  2. The applicant is in the process of combating counterfeit products at the Canadian border with respect to the applicant’s trademark in association with the goods or services listed in the application;
  3. The applicant requires registration of its trademark in order to protect its intellectual property rights from being severely disadvantaged on online marketplaces; or
  4. The applicant requires registration of its trademark in order to preserve its claim to priority within a defined deadline and following a request by a foreign intellectual property office.

If the request for expedited examination is accepted, CIPO will examine the application “as soon as possible.” A request for an extension of time or missing a deadline may result in an expedited examination losing such benefit. 

If the request is not accepted, CIPO will provide the reasons for the denial in writing.

Measures to improve timeliness in examination

In its second Practice Note, CIPO describes the specific initiatives it will adopt to improve timeliness in issuing trademark rights. 

Suggestions related to acceptable goods or services

For the most part, examiners will no longer provide examples of acceptable goods or services in the first report. Only once the applicant has filed an amended application may examiners provide more specific examples in a subsequent report.

Some applications will be examined more quickly

Applications that have statements of goods or services selected from a pre-approved list will be examined more quickly than other applications, as they do not require further inspection by an examiner.

Fewer examination reports prior to refusal

Examiners will now address a particular submission or argument only once. A refusal will be final unless a subsequent response results in the withdrawal of the objection or raises new arguments. 

Applicants are encouraged to make an effort to provide a complete argument or otherwise risk receiving a final refusal. 

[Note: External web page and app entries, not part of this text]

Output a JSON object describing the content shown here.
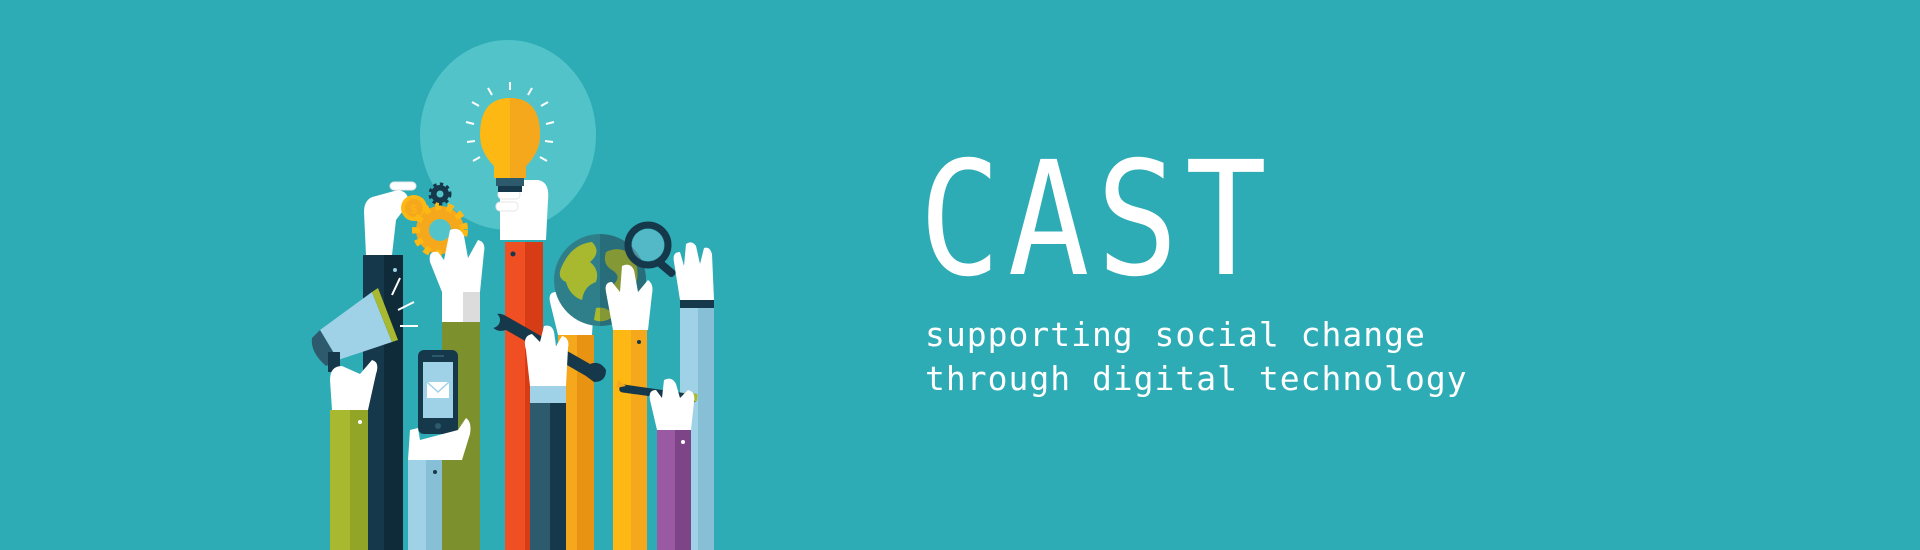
{
  "colors": {
    "background": "#2dacb5",
    "text": "#ffffff",
    "bulb_halo": "#52c4c9",
    "bulb": "#fdb813",
    "orange": "#f04e23",
    "amber": "#f6a81c",
    "lime": "#a9b92f",
    "olive": "#7c912d",
    "navy": "#16384b",
    "slate": "#2e5a6e",
    "sky": "#9fd2e6",
    "purple": "#9a59a3",
    "white": "#ffffff"
  },
  "icons": [
    "lightbulb-icon",
    "gear-icon",
    "coin-icon",
    "megaphone-icon",
    "smartphone-icon",
    "envelope-icon",
    "wrench-icon",
    "globe-icon",
    "magnifier-icon",
    "pen-icon",
    "raised-hand-icon"
  ],
  "brand": {
    "title": "CAST",
    "tagline_line1": "supporting social change",
    "tagline_line2": "through digital technology"
  }
}
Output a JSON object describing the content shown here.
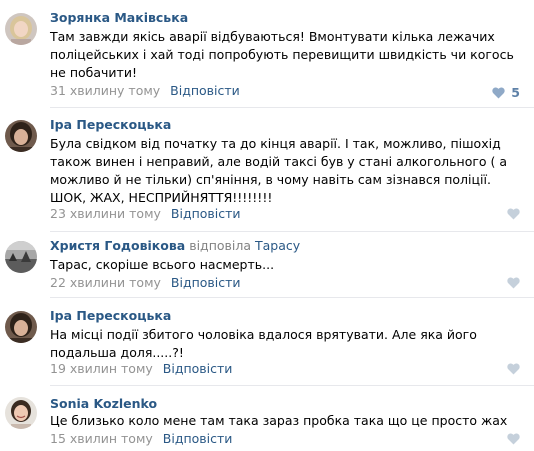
{
  "colors": {
    "author": "#2a5885",
    "link": "#2a5885",
    "time": "#939393",
    "text": "#000000",
    "like_active": "#5e81a8",
    "like_inactive": "#c5d0db",
    "divider": "#e7e8ec"
  },
  "comments": [
    {
      "author": "Зорянка Маківська",
      "text": "Там завжди якісь аварії відбуваються! Вмонтувати кілька лежачих поліцейських і хай тоді попробують перевищити швидкість чи когось не побачити!",
      "time": "31 хвилину тому",
      "reply_label": "Відповісти",
      "likes": "5",
      "avatar_icon": "avatar-photo-woman-blonde"
    },
    {
      "author": "Іра Перескоцька",
      "text": "Була свідком від початку та до кінця аварії. І так, можливо, пішохід також винен і неправий, але водій таксі був у стані алкогольного ( а можливо й не тільки) сп'яніння, в чому навіть сам зізнався поліції. ШОК, ЖАХ, НЕСПРИЙНЯТТЯ!!!!!!!!",
      "time": "23 хвилини тому",
      "reply_label": "Відповісти",
      "likes": "",
      "avatar_icon": "avatar-photo-woman-brunette"
    },
    {
      "author": "Христя Годовікова",
      "replied": "відповіла",
      "reply_to": "Тарасу",
      "text": "Тарас, скоріше всього насмерть...",
      "time": "22 хвилини тому",
      "reply_label": "Відповісти",
      "likes": "",
      "avatar_icon": "avatar-photo-landscape"
    },
    {
      "author": "Іра Перескоцька",
      "text": "На місці події збитого чоловіка вдалося врятувати. Але яка його подальша доля.....?!",
      "time": "19 хвилин тому",
      "reply_label": "Відповісти",
      "likes": "",
      "avatar_icon": "avatar-photo-woman-brunette"
    },
    {
      "author": "Sonia Kozlenko",
      "text": "Це близько коло мене там така зараз пробка така що це просто жах",
      "time": "15 хвилин тому",
      "reply_label": "Відповісти",
      "likes": "",
      "avatar_icon": "avatar-photo-woman-smiling"
    }
  ]
}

In short, if they wish to take advantage of CIPO’s new changes, applicants are encouraged to file applications with goods and services from the pre-approved list; file complete arguments following an examiner’s first report; and, request expedited examination where applicable.

Trademark registrations are important for brand owners seeking nationwide protection. The changes announced by CIPO may help brand owners expedite that process and enable them to protect and commercialize intellectual property assets.

If you have questions regarding your trademark or intellectual property or any material mentioned in this post, contact Registered Trademark Agent and Litigation Lawyer Sepideh Nassabi at